The first breakfast involved fried eggs. Oh dear, I would be sure to break them. Would the detective mind cooking them? What a silly lack of confidence; mine would have been far superior to his over-cooked offerings.

The valet knocked on my door in some consternation. He had forgotten the Royal garters; plus fours without garters just don’t work. Would I please sew some?  Of course I wasn’t allowed to measure the Royal leg, but we managed between us. I could see the photograph of the Queen beside Prince Philip’s bed whenever I passed his room.

Following a short row to a nearby seabird island, I was left on board to look after the dinghy.
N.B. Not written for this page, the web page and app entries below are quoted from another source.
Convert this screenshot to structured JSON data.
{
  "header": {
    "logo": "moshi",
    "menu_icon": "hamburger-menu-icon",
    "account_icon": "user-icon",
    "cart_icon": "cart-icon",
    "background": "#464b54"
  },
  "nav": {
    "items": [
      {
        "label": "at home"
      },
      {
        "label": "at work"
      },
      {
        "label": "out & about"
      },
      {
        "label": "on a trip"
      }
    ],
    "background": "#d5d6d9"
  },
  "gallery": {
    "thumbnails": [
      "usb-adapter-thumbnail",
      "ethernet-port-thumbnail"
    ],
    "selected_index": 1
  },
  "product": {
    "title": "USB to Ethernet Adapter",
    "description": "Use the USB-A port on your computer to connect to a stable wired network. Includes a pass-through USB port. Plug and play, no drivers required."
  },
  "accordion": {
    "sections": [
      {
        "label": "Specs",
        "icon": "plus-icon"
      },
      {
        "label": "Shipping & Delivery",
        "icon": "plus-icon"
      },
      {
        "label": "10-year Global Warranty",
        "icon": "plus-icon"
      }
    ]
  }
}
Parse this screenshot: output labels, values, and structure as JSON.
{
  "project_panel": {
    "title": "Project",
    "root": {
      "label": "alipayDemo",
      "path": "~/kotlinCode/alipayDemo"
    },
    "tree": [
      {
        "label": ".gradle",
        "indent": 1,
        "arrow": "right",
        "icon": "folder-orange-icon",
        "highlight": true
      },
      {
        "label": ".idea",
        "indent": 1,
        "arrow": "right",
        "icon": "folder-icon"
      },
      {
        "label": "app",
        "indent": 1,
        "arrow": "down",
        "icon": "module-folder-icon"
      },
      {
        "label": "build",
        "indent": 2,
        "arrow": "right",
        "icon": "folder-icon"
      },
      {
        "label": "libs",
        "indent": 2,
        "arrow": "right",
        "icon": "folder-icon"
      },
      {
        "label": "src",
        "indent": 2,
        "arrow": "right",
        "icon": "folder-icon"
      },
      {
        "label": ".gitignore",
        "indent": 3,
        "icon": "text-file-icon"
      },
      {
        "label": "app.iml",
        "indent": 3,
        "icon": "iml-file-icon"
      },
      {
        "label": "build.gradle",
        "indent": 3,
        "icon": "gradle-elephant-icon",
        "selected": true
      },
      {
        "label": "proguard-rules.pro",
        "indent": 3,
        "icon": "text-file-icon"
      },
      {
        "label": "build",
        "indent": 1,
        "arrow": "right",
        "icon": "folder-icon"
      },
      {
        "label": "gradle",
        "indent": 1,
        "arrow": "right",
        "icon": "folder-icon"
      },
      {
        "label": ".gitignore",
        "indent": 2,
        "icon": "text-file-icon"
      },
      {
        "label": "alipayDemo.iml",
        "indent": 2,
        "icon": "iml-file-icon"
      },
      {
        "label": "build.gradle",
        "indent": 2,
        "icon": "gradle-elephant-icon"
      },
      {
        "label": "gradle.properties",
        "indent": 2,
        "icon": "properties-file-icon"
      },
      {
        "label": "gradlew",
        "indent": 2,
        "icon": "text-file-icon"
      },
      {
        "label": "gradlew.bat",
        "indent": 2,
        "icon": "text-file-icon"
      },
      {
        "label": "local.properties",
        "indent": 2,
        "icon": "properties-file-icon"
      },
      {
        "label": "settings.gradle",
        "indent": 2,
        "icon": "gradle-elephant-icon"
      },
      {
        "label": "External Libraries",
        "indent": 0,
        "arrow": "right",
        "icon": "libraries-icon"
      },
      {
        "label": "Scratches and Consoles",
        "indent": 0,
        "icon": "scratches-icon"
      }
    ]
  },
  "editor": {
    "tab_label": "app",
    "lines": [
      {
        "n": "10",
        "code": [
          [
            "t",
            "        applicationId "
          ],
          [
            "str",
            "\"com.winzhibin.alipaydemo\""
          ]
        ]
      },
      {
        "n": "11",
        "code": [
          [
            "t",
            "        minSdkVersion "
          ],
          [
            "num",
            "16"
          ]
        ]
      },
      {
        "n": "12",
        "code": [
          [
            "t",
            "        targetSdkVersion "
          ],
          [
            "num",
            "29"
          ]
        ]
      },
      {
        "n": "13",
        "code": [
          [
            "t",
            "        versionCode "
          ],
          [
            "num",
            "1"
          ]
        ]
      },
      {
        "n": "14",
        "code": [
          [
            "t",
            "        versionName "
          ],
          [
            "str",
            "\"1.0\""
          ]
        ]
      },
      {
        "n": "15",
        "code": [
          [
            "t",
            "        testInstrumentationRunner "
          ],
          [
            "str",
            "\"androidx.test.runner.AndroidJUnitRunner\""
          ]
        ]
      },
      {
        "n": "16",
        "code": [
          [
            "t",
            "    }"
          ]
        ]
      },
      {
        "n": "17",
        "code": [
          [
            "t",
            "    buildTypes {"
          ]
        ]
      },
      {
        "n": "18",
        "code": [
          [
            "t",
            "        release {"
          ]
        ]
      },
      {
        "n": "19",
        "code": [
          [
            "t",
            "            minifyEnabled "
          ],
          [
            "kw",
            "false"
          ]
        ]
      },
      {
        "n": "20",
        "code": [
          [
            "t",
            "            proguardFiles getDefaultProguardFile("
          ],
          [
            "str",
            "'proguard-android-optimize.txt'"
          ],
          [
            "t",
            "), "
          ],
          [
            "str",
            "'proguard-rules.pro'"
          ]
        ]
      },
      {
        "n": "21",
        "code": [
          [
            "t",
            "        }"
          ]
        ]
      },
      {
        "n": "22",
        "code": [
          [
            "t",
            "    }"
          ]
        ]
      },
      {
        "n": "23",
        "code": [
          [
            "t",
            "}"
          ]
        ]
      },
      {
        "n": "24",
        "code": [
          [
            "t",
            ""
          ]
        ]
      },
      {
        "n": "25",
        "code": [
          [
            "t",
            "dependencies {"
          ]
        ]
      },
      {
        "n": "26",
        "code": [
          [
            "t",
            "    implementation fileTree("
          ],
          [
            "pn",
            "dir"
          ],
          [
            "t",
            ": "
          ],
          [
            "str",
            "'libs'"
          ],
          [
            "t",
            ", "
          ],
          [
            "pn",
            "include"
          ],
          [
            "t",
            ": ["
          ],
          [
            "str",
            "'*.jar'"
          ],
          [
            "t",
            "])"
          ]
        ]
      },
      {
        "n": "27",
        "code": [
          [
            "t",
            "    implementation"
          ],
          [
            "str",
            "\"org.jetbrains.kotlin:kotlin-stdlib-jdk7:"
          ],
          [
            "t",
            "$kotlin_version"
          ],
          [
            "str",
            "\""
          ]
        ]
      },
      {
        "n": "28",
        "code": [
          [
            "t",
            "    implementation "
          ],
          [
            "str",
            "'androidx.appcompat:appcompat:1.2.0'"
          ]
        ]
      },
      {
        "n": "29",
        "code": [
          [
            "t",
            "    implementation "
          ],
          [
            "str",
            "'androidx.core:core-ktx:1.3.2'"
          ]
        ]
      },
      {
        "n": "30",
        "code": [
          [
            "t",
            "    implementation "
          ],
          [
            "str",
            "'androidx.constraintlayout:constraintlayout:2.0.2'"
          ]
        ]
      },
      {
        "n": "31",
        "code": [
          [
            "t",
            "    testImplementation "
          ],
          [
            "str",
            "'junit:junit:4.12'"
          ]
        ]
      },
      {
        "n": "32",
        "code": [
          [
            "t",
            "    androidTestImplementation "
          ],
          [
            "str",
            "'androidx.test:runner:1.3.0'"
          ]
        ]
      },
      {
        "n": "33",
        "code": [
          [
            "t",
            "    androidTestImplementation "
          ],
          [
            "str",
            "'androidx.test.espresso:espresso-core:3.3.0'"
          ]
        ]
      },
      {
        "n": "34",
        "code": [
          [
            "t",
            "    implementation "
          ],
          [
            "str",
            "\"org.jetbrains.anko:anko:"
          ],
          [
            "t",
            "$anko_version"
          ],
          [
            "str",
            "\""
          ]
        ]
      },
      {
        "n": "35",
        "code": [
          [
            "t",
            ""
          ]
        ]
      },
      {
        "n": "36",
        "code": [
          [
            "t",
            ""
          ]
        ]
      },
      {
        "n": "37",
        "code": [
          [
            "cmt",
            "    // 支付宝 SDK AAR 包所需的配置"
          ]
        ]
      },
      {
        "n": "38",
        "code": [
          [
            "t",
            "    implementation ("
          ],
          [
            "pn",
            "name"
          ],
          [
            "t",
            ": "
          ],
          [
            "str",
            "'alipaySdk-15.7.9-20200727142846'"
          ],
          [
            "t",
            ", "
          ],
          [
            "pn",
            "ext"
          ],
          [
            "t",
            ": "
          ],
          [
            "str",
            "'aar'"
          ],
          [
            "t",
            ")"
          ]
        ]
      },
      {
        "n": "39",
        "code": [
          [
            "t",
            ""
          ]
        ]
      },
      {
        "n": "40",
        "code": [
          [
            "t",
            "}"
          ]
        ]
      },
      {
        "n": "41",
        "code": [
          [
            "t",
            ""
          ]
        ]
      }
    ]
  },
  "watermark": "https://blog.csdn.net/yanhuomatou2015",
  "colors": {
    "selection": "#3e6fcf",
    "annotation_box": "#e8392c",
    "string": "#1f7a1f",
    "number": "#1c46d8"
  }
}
After some long time, and bored with singing to the fascinated seals, I tied up the boat and went for a walk. We all returned to the dinghy simultaneously. Prince Philip surveyed my efforts at a nautical knot and asked “And whose knitting is this?”   

The highlight of the stay was a trip to Handa Island, famous for its seabirds. En route we came across two elderly women standing beside a mini in a ditch. Prince Philip, driving the lead Land Rover, braked hard, jumped out, and organised the party to lift out the drunken car. Turning to leave, he wagged a finger at the open-mouthed owners “Now don’t do that again.”

We had a delightful day on the island, dive-bombed by skuas, so many subjects for the camera, and eventually a dip in the loch. I had been led discreetly away by Aubrey, but I’m sure Prince Philip would have had no qualms about skinny dipping with me. Bryan later reported that, as expected, Prince Philip dived in first. He came up clawing weed from his face “be careful, it’s very shallow.”

More information

You can read more about June and Brian Nelson’s adventures in Galapagos Crusoes: